Meet Dr. Satyam SarmaDiastolic Heart Failure Specialist in Dallas

Satyam (Tom) Sarma, M.D., is a cardiologist by title, but he describes his work as integrated physiology – studying and treating the human body as a unified system.

Dr. Sarma draws on his experience in a variety of fields, including biomedical engineering, cardiology, and exercise physiology, to understand how the heart, lungs, muscles, and blood vessels work together.

A clinical scholar at UT Southwestern Medical Center, Dr. Sarma splits his time between patient care and research. Much of his work centers on understanding, diagnosing, and treating unexplained shortness of breath. In addition to caring for patients with heart failure and other serious illnesses, Dr. Sarma often works with athletes to examine and improve their performance.

“From the framework of integrated physiology, you can really address a variety of different patients, from the elite athlete to the person with heart failure who can't even walk across the room.”

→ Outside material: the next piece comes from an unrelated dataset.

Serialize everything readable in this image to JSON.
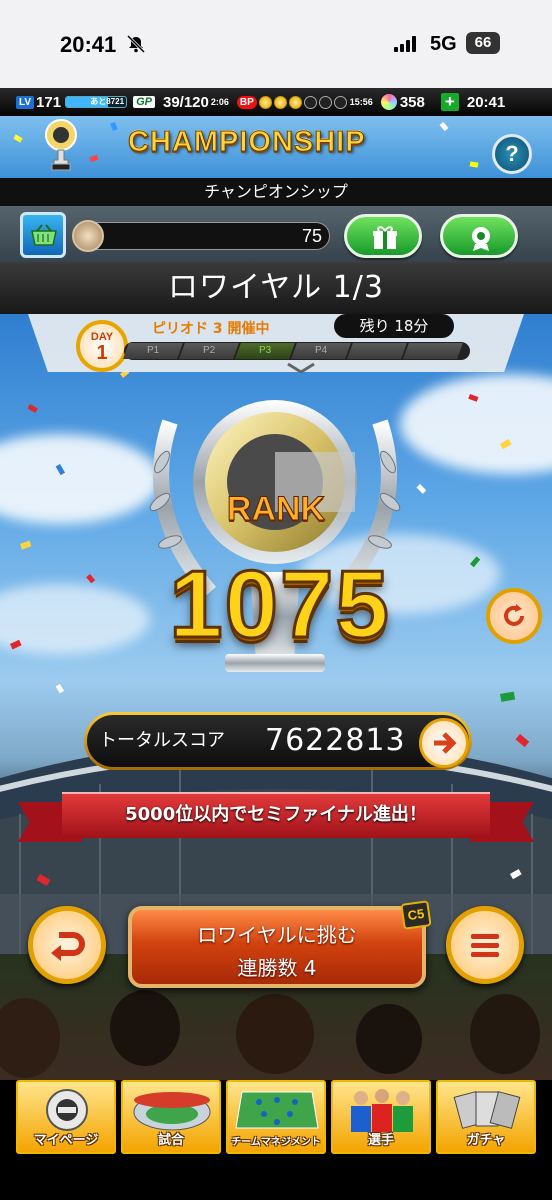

Research Aligned with Patient Care

With his holistic focus on the human body, Dr. Sarma is often able to see things in a unique way.

“Many patients who come to see me have been told they have pulmonary hypertension, a disorder in which lung pressure is elevated,” Dr. Sarma says. “But often it turns out they actually have a particular type of heart failure.”

This type of heart failure, called HFpEF, or heart failure with preserved ejection fraction, creates an elevated pressure in the heart and lungs and can cause significant shortness of breath.

“There's no gold standard of diagnosis for HFpEF, so it can be very challenging for a lot of patients, who often have already seen other physicians but have been unable to get a conclusive diagnosis.”

The exact mechanisms that underlie both HFpEF and shortness of breath aren’t well understood, so Dr. Sarma’s research focuses on unpacking the enigmas of these disorders. One of his great satisfactions is how closely his clinical research aligns with his clinical practice.

“We see our research as a partnership with patients,” he says. “Ultimately we're here to help people, but at the same time patients can help us. We've learned so much from our patients, and our patients enjoy participating in research because it helps them understand their body and their disease better. It’s mutually beneficial.”